Serious publishers have already embraced the idea that, to succeed, news media has to combine editorial excellence with technological excellence, matching the expectations that audiences and advertisers have become accustomed to through the experience of using platforms’ products and services.
Some of this work begins internally, with publishers like Vox Media and The Washington Post developing new digital publishing platforms (and in turn offering these up for licensing to other publishers), and The New York Times and others investing in advertising technology.
Occasionally, this involves publishers operating their own platforms, which companies like Axel Springer and Schibsted do very successfully with classified advertising platforms, and which Springer does in partnership with Samsung on the mobile news aggregator Upday.

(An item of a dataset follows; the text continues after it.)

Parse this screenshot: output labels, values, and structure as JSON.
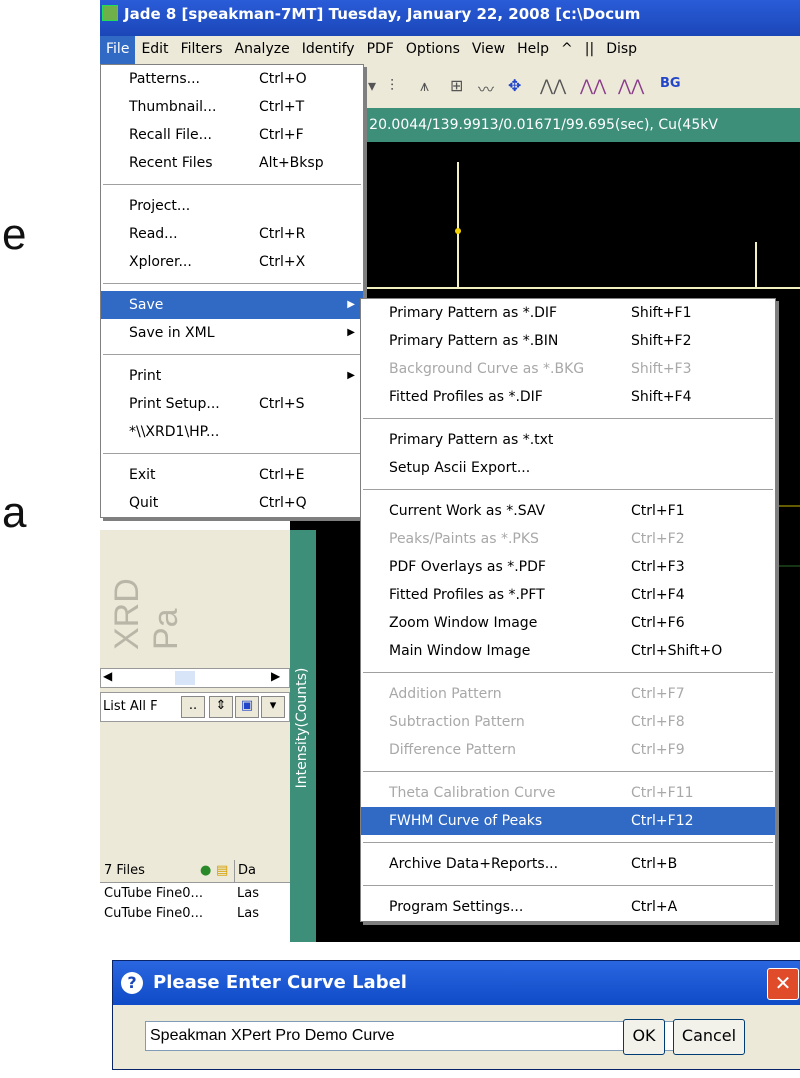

Still, the track record of publishers’ dabbling in platforms has been uneven and often unsuccessful. Rupert Murdoch’s News Corporation bought Myspace in 2005 for $580m, only to sell it for $35m in 2011. The Georg von Holtzbrinck Publishing Group brought the German social network StudiVZ in 2007 for €85m, but sold it in 2012 for an undisclosed sum. French publishers have repeatedly declared their intent to launch their own aggregators and search engines (none have materialized), and several publishers have tried to launch blogging networks and various other forms of platforms for readers and subscribers, often with limited success.

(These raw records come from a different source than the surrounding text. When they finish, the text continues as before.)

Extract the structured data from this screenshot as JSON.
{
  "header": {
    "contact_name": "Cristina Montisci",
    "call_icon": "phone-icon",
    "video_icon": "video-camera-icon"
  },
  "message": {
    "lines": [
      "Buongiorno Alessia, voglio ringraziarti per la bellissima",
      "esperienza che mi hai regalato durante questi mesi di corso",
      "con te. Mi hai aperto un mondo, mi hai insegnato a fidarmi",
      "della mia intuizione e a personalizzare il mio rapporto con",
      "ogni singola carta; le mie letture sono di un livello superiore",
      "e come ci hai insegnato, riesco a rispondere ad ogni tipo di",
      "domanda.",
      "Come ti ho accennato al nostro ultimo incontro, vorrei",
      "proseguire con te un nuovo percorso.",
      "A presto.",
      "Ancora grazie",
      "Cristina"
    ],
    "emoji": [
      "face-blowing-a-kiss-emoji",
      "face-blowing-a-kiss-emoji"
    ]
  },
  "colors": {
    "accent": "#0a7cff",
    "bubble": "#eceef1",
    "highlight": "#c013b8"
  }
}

More recently, there is an increasing number of examples of smaller groups of publishers collaborating on joint platforms for advertising sales, registration, subscriptions, and the like. Collaboration on specific solutions to specific problems seems like a promising route for publishers seeking to retain their independence and make the best possible use of the opportunities existing platforms offer, while finding ways of reducing the platform risk that comes with becoming increasingly reliant on and intertwined with them across distribution, advertising sales, analytics, sales, and more.
Publishers taking control of their own destiny
Publishers make their own decisions, but not under conditions of their own choosing. They are decisions nonetheless, and decisions that matter. Unwarranted determinism about the supposedly sovereign power of platforms is paralyzing, disrespectful of the difference that clear strategic thinking and careful execution makes, and ultimately not supported by the evidence.
Some publishers have demonstrably been better at building reach via platforms. Some have been demonstrably better at acquiring subscribers via platforms. The choice to try to do one or the other is a key strategic one. Some publishers have been much better at building direct engagement with audiences, and some have very significant direct traffic and very wide reach via platforms.
In the years ahead, publishers will continue to make different strategic decisions about how to realize platform opportunities while minimizing platform risk — individually, each pursuing their own interest, and perhaps sometimes in groups, whether through corporatist, complementary, or collaborative approaches.
Rasmus Kleis Nielsen is director of the Reuters Institute for the Study of Journalism and a professor of political communication at the University of Oxford. His other books include The Changing Business of Journalism and its Implications for Democracy and Political Journalism in Transition: Western Europe in a Comparative Perspective. Sarah Anne Ganter is an assistant professor at Simon Frasier University’s School of Communication.